But we gained a few things too, really important things as it turns out, that we’re all in this together, that our family of three can do well together, survive and flourish, even add members! I gained a freedom of sorts, one that was costly, but maybe thats the best kind of freedom, a freedom thats earned. In my freedom I’ve learned that I have things to contribute to someone, and like my children, learned that it isn’t all our fault, and that anyone who isn’t able to accept their responsibility for causing pain and suffering, is a red-flag person, and it doesn’t matter if they cover themselves with hearts, they are a source of toxicity that can’t be in any normal persons life…set a firm boundary and enforce it with the full protection of the law…it turns out stalking across state lines is an interstate crime thats taken very seriously these days…and I’m comfortable asking the police to help me hold that boundary.

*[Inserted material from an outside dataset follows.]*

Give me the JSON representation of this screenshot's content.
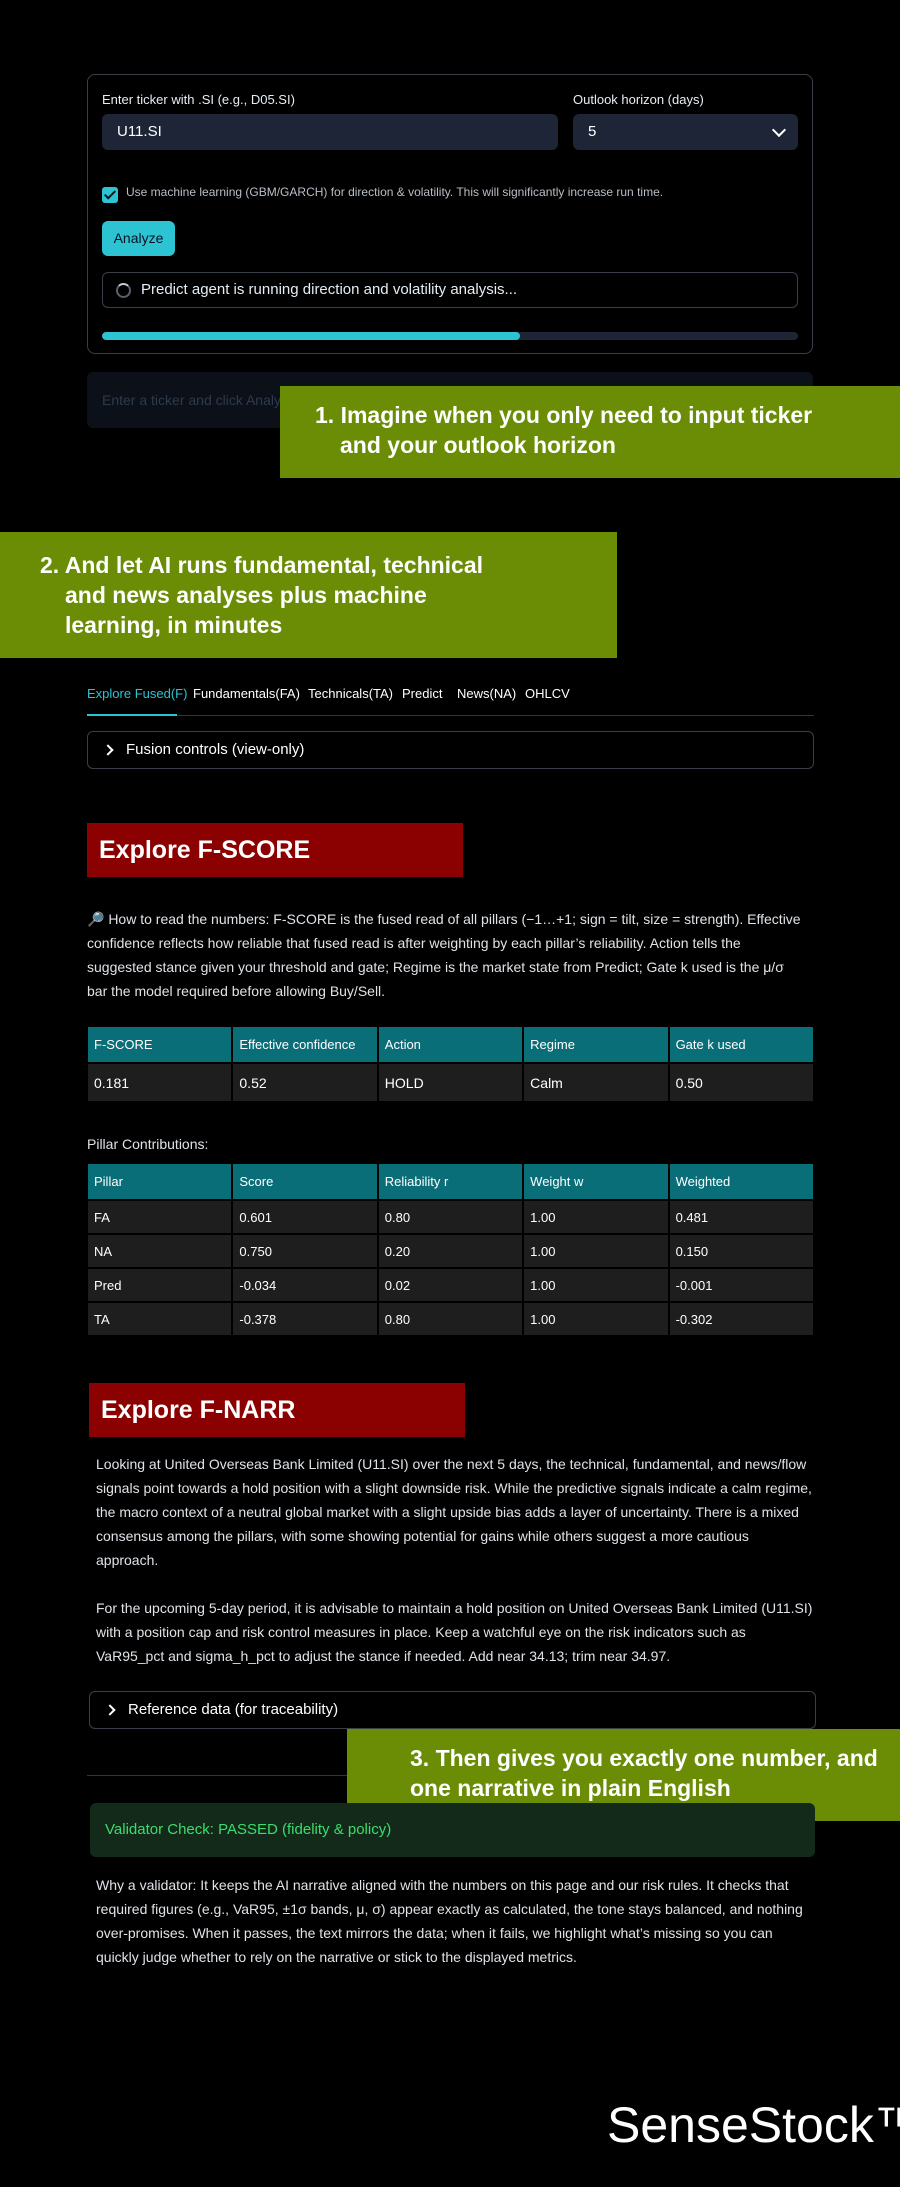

I’ve gained a deeper sense of how important my relationships are with my children, and how blissful, how freeing, a love relationship can be. For the second time in my life, i’ve given my heart to someone, and this someone has taught me that love isn’t about making the other person feel bad about themselves. I’d never known this kind of love before. Even at her darkest hour, her most stressful moments, she doesn’t have a glimmer of the mean spirit i’d endured for decades. Its truly amazing.

My ability to make a future has been significantly reduced. I have to work harder, longer, to try and earn back what’s been paid for freedom from pain, but when you think about it, its a good deal on the whole for me and my daughters.

I watched a person riding their bicycle on campus this morning as i walked in for my early lecture. The person was pedaling away, smiling. I wondered if they were happy about where they were going or where they had been, but now I think they were happy where they were. Thats a gift, a life skill many of us have to work at. But, in the final analysis, its a priceless gift.

If you’re in a relationship with someone who doesn’t have empathy, who hurts you, physically, socially, or emotionally, GET OUT! What we’ve learned from this is that you cannot “fix” them, and until they hit bottom, they won’t get better. It doesn’t matter that they are in the field of mental health, they won’t get better until they make the effort themselves, and accept responsibility. My recommendation is get far away from them and stay far away from them. BPD is widespread, toxic, and will ruin your life. So if you have to give up most of what you’ve built in life to get free, do it….and i hope you find one person who will hold your heart gently…its the best!

Take Care of each other, and take care of you!